In 1972, a Soviet Jewish systems engineer named Yitzchak Kogan found out that the technology he was working on was being shipped to Egypt and Syria. Unable to stomach the idea of aiding the Jewish state’s enemies, he applied for permission to leave for Israel. Although fourteen years elapsed before he and his wife obtained exit visas, they were immediately fired from the jobs. The two returned to Russia in 1991, just five years after gaining their freedom, and Kogan became the rabbi of a Moscow synagogue, and remains active in Jewish communal and religious life.
From his childhood on, Kogan—known among Chabad Ḥasidim as the tsaddik (righteous man) of Leningrad—obtained a Jewish education and observed Jewish practices in defiance of the regime, and sometimes at great personal risk. Dovid Margolin writes:

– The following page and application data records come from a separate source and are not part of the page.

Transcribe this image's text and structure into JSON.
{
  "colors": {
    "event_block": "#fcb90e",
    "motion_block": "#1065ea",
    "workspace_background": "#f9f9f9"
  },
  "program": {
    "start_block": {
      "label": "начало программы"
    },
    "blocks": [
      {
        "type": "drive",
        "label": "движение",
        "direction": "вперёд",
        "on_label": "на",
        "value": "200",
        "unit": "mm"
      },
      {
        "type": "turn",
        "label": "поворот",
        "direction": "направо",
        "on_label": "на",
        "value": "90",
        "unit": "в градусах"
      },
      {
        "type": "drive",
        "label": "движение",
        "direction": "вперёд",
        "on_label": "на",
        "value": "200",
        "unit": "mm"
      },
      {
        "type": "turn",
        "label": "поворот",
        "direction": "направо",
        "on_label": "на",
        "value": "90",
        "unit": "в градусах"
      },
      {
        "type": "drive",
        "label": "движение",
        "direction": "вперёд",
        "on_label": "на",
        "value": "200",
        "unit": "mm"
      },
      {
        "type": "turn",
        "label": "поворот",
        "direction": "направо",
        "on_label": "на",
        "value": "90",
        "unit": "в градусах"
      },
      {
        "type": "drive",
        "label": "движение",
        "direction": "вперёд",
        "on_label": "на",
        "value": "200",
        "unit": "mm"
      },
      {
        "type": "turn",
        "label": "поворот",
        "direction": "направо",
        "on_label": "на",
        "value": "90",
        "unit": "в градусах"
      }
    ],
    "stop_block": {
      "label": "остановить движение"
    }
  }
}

As soon as Kogan began attending Soviet public school, his parents hired the first of a string of m’lamdim, Jewish religious teachers, to come to their home. . . . It was not only what the old men taught Kogan that he absorbed, but what they left unsaid. Each of them, without exception, had suffered for his beliefs at the hands of the Communist regime. [One] teacher, Rabbi Berel Medalia, was the son of Rabbi Shmarya Leib Medalia, a Lubavitcher Ḥasid who served as chief rabbi of Moscow before being arrested and executed by Stalin in 1938; three of Rabbi Shmarya Leib’s sons were likewise arrested. Berel Medalia served something like a decade in the Gulag system. . . . Despite everything, in addition to teaching children like the Kogans, over the years Medalia became a quiet Jewish influence on many young refuseniks.
As Kogan’s bar mitzvah approached in the summer of 1959, his mother feared the ceremony would summon unwanted interest from the authorities, and turned to the recently released [from imprisonment] Rabbi Moshe Mordechai Epstein for advice. Epstein instructed her to hold the bar mitzvah in a small summer vacation town outside Leningrad. “He also said that Papa shouldn’t be there,” Kogan explains. “Instead of my father, Rabbi Epstein made the Barukh she-p’tarani [the blessing a father recites at his sons’ bar mitzvah].”

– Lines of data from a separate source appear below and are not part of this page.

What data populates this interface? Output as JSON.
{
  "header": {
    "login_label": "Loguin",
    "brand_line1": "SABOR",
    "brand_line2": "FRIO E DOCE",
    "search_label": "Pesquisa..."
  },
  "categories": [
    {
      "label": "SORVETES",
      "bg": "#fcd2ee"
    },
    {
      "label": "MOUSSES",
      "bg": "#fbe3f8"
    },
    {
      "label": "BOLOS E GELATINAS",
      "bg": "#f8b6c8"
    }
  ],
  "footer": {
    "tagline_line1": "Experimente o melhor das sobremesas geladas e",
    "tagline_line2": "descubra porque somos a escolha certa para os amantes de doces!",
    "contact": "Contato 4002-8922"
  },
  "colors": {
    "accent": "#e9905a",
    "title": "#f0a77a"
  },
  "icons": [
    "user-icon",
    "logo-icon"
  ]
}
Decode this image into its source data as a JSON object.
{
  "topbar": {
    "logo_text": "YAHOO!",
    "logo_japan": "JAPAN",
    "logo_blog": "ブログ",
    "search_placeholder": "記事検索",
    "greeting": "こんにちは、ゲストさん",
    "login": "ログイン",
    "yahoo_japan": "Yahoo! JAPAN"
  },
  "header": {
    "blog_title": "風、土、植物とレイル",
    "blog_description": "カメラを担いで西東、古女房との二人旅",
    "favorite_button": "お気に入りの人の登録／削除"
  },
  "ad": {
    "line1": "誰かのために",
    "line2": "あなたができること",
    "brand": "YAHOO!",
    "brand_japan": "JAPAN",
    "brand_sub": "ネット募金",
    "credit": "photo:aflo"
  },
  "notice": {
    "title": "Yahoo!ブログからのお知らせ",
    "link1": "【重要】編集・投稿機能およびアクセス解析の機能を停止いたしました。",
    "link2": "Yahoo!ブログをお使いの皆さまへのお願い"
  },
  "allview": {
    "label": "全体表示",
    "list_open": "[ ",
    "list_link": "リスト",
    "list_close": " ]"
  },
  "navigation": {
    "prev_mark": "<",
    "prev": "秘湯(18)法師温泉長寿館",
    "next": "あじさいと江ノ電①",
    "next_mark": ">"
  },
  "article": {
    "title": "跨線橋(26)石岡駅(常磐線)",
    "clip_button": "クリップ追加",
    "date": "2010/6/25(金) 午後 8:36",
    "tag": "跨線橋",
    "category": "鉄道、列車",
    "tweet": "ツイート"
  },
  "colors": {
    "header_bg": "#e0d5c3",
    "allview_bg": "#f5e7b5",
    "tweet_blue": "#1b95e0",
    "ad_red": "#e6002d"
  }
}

Kogan would later train to be a ritual slaughterer, in order to provide Leningrad’s Jews with kosher meat, and served as a sort of unofficial rabbi for his fellow refuseniks:
Among the many young Jewish refuseniks who credit the Kogans’ assistance on their path to Judaism were Lev and Marina Furman, who first connected with them in 1974. They would recall joining about 50 others at the Kogans’ apartment for their first kosher Passover seder. Other communal activities at the Kogan home included Hebrew and Jewish study circles and Purim shpils.